I’ve only once had to be rescued. After two failed attempts to get up a slope, I had the bright idea to try reversing up it. This was disastrous; Shrek simply slewed around and slid at alarming speed towards the river bank. Not in the mood for a swim, I abandoned Shrek, seeking assistance which was not immediately forthcoming.

I put blocks behind the back tyres and trekked home. The step counter on my watch celebrated this activity, although I was less ecstatic. I was accompanied by three sheepdogs and a spaniel who walked perfectly to heel despite the surprising amount of traffic in the country lane (thanks to yet another road closure diversionary route). Luckily the dogs sensed my anxiety and realised the necessity of behaving.

On the subject of swimming, I found an old family photo of us swimming in the stream that runs through our farm when sluice boards were used during the summer, days long gone. Not long ago I learnt from someone who works for the Environment Agency that although they continue taking water samples from the river, the agency is no longer responsible for sampling at water treatment/sewage works. I’m told this task is now done ‘in house’. I realise it’s probably a money saver, but forgive my scepticism. Is this really for the greater good of the environment and water users or shareholders?

Going slightly off-piste, but definitely a topical conversation in most households, is the scandalous happenings within the post office. It’s totally wrong and so sad that it took a drama series on TV to highlight the failure of the legal system to get to the truth. Is the justice system for the ordinary person in this country fit for purpose?

I was truly shocked to learn how innocent sub-postmasters/mistresses had their lives ruined by this miscarriage of justice. I hope those who profited from this debacle are ashamed of their greed.

In the media Jeremy Clarkson shares his thoughts on farming with the urban population, his latest conclusion being that it is not possible to make a living wage from farming. He claims he’s ‘screwed’ on Diddly Squat Farm. He points out that this is not exclusively a UK problem and that European farmers have been demonstrating, with protests being held in Belgium, the Netherlands and Germany. Strangely no mention of the French farmers protesting which I thought unusual. I look forward to seeing the next Clarkson’s Farm series.

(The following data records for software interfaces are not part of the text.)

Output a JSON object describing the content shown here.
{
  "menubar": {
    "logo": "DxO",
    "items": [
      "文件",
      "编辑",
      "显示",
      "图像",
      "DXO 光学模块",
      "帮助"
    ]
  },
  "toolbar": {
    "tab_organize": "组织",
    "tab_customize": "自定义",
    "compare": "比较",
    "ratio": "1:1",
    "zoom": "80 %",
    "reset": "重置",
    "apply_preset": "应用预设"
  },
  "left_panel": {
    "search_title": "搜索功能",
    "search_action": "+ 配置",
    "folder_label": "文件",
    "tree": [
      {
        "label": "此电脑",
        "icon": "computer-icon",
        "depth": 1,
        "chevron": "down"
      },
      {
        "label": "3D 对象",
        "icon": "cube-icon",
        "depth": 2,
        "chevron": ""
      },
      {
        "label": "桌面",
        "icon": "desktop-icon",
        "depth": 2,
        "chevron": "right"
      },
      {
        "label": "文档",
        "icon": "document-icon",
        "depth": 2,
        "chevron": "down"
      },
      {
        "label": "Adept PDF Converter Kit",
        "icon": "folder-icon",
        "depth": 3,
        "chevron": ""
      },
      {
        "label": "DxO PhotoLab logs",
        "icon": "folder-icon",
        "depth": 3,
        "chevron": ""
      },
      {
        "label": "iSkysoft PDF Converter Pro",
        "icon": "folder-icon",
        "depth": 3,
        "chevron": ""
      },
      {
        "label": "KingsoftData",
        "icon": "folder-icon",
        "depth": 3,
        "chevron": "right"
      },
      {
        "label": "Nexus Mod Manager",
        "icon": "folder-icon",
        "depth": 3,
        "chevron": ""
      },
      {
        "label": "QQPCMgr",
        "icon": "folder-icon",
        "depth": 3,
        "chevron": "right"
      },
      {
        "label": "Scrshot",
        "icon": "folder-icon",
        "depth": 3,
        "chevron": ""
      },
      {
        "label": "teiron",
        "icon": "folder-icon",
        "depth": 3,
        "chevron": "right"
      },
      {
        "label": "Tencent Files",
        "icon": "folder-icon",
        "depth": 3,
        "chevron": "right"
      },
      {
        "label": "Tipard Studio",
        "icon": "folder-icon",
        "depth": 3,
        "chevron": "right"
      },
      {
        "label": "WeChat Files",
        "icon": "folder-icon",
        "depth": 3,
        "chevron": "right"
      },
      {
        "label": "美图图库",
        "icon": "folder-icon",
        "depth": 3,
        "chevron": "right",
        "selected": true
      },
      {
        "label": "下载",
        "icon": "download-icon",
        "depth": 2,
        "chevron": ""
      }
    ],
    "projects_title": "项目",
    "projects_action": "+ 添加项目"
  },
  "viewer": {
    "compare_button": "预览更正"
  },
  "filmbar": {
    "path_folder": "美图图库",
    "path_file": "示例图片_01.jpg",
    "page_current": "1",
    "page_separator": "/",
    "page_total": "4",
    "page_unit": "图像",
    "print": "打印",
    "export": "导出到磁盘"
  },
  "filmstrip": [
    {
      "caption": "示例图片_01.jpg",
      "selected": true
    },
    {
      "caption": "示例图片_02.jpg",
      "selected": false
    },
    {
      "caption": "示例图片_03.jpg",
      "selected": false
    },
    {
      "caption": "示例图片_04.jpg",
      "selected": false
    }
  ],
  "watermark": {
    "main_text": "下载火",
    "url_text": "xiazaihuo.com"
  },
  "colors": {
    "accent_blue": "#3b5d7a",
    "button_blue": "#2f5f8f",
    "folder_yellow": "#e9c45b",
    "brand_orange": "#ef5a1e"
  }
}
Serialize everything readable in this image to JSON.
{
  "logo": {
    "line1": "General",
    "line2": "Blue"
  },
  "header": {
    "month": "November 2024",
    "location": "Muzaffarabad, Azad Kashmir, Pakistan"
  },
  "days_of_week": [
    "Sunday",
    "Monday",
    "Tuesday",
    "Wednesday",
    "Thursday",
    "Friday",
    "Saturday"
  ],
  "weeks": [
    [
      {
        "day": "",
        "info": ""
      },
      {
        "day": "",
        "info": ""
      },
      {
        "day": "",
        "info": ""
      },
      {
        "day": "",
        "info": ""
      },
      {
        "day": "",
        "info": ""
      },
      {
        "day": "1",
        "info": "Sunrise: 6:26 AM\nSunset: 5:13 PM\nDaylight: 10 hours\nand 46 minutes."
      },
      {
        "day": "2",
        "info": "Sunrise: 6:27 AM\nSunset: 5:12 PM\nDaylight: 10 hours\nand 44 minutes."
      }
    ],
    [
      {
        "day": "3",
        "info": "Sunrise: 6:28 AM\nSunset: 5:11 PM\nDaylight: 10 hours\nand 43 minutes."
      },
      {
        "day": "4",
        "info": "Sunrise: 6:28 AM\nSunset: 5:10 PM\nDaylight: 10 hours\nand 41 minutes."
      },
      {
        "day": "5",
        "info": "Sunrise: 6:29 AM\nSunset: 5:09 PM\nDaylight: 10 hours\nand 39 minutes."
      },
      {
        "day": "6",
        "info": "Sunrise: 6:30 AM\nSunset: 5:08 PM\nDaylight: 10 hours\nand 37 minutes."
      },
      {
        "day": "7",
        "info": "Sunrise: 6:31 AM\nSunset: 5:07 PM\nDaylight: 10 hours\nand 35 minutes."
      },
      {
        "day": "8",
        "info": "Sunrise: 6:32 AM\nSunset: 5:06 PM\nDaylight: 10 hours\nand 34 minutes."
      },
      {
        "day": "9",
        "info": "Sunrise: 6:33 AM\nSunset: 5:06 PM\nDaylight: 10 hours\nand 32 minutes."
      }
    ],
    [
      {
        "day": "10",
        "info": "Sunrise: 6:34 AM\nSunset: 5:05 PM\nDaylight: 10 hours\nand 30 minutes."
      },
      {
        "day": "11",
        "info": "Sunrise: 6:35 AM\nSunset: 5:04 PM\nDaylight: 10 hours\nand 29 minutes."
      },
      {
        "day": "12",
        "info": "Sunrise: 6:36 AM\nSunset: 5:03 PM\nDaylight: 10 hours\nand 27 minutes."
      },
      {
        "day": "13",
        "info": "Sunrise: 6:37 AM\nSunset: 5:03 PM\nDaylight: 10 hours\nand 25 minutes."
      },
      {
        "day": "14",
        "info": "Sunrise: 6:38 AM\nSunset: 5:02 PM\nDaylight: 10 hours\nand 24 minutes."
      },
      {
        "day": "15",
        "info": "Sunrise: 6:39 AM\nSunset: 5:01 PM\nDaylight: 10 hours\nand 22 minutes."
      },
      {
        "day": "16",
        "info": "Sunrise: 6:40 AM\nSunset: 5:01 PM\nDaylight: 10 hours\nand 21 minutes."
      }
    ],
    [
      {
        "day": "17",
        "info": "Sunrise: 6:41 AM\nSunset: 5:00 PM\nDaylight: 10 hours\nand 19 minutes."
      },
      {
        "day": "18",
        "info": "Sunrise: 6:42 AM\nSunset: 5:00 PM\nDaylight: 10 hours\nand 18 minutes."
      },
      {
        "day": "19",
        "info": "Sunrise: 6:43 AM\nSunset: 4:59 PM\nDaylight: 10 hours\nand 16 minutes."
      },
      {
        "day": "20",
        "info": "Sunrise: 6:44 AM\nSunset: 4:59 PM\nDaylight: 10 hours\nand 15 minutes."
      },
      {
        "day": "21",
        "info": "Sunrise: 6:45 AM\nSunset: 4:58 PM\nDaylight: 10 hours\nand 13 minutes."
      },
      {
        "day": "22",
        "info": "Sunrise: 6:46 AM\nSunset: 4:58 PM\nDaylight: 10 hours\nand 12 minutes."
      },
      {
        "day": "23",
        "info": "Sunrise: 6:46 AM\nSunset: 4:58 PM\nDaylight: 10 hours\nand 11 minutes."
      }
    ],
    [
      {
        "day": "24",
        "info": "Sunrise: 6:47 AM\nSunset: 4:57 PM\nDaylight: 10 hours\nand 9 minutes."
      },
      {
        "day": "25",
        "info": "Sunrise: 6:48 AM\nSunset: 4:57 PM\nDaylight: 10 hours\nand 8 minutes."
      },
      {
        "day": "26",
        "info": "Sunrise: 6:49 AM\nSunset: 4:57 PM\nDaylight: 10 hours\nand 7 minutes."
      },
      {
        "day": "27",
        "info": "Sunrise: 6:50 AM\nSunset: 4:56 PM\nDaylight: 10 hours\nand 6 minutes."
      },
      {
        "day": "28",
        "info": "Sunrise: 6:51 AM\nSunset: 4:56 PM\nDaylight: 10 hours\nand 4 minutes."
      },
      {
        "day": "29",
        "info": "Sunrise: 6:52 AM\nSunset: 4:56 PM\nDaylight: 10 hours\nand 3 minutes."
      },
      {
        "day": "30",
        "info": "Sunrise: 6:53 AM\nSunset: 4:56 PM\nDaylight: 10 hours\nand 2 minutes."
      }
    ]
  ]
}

I understand that Kaleb Cooper has done a rap about his dislike of sheep; it’s entitled
I can’t stand sheep, and any profit will go to the Royal Agricultural Benevolent Institution. The RABI aims to provide financial guidance and practical care for those within the farming community so that no one faces adversity alone. Well done Kaleb for choosing to support the RABI, but really, did you have to pick on sheep? I feel sheep are unjustly maligned, I rather like them and am wondering if a positive sheep rap might be in order.

I don’t usually watch Countryfile because I end up feeling annoyed, but I enjoyed the positive spin highlighting female auctioneers. I hope we see more markets embracing this new trend; it wouldn’t do for male auctioneers to get complacent.

I’m disappointed that I can no longer look up individual auction marts prices on the Agriculture and Horticulture Development Board (AHDB) website. It was quick and easy, with prices available on the evening of sale day. This was a useful guide if I wanted to take animals to market the next day. Getting this same information from the Livestock Auctioneers Association seems to be slower to access, unless you want to pay a monthly fee.

I’m told that the Government is keen to encourage people of a certain age to downsize. I’m not inclined to move out of our farmhouse anytime soon, but I have downsized my chainsaw to a small electric one; so light and handy to use. It’s brilliant, especially as we’re increasingly experiencing high winds that damage trees. I’ve kept my heavy two-stroke monster for the big jobs.

Our children bought us theatre tickets for Christmas, to see The world according to Kaleb in Eastbourne. It could prove entertaining; update to follow.

As South East Farmer was about to go to press, The Times reported that the Environment Agency would be taking over responsibility for monitoring how well private companies met their targets, rather than the companies themselves.